Go through the entries below and give the number of lines that have the string "photos", and only that.

Excerpts from an interface dataset:
»»

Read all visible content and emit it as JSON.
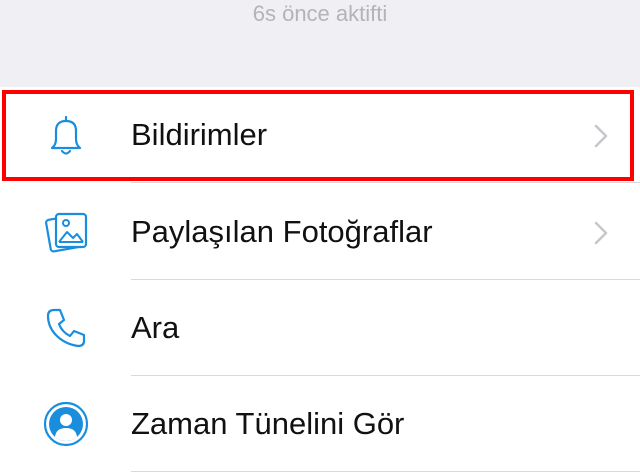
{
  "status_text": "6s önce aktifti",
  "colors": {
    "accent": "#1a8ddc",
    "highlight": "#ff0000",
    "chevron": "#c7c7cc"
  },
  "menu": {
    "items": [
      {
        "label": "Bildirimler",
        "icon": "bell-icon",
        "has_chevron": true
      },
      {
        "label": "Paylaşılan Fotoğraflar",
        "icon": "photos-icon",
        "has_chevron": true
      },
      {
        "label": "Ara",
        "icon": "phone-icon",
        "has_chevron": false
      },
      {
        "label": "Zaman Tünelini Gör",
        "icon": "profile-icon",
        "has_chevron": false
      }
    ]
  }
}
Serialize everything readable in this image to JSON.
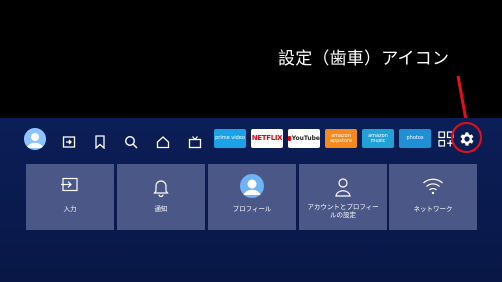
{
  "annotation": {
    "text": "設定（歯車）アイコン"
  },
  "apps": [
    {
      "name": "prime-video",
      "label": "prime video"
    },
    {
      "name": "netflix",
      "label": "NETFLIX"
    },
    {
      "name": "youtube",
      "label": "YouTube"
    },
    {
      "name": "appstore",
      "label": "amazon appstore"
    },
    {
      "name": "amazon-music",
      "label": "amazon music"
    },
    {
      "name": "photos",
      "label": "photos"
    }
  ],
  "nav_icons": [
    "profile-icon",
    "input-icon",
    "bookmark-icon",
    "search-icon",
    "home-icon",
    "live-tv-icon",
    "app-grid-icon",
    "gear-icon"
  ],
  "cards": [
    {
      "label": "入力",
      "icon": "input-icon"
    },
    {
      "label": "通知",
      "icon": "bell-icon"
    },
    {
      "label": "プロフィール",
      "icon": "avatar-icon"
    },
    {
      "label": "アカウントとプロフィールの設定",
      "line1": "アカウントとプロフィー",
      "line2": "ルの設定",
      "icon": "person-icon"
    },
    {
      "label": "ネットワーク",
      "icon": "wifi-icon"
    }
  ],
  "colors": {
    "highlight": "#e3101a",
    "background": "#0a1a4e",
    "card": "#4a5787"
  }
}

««
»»

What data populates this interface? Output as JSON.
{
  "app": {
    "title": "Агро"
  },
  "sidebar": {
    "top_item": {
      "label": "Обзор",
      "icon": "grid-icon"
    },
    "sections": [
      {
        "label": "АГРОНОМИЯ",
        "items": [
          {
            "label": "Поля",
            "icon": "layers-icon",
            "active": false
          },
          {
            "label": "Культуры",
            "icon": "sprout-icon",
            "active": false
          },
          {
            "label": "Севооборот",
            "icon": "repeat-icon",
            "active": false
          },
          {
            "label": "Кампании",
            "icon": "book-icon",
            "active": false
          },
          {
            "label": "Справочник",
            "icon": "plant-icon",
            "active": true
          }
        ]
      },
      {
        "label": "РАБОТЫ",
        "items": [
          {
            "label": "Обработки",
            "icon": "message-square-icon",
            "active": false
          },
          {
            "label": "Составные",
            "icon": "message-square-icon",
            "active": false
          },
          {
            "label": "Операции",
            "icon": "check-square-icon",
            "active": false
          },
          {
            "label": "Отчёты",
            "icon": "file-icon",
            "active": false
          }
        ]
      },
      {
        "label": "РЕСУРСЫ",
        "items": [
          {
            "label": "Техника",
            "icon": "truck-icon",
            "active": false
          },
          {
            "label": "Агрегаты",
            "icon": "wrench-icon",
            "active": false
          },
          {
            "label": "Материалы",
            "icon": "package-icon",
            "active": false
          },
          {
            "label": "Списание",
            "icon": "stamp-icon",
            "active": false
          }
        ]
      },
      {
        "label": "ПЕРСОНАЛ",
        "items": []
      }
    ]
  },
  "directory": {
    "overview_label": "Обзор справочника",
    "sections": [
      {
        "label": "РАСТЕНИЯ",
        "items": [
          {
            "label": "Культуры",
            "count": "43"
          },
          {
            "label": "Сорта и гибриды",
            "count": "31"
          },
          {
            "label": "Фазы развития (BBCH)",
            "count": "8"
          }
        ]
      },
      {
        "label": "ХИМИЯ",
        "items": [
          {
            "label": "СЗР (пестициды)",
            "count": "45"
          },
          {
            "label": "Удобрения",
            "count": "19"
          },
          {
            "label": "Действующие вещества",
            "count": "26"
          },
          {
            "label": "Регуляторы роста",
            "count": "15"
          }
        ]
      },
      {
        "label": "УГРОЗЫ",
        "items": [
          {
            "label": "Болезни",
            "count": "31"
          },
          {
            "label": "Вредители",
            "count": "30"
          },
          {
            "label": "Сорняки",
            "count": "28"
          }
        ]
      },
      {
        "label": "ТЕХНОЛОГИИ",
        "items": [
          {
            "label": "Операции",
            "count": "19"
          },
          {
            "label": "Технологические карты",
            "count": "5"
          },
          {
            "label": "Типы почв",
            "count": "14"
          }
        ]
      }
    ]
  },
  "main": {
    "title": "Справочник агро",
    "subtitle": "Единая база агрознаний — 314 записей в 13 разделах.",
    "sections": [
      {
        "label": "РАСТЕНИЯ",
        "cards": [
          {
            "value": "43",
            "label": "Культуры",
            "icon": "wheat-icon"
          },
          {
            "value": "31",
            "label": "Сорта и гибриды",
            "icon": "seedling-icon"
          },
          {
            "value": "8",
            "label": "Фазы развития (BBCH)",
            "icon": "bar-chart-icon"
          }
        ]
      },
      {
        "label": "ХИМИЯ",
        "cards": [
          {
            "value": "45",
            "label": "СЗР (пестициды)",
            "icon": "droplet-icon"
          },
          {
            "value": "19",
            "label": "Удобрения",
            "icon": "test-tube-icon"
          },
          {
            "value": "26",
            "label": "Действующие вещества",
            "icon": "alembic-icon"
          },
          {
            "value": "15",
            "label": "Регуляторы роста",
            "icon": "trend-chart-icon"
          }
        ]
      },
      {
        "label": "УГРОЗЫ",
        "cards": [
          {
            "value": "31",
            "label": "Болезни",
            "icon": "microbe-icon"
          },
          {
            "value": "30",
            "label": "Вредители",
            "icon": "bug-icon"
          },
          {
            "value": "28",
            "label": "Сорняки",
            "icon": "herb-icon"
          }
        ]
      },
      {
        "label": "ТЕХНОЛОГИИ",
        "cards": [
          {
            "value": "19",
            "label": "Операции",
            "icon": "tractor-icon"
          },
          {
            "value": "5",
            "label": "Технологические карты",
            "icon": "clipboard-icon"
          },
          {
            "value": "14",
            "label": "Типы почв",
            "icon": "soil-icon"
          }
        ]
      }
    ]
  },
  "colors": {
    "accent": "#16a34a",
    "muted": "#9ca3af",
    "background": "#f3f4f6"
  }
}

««

Output
3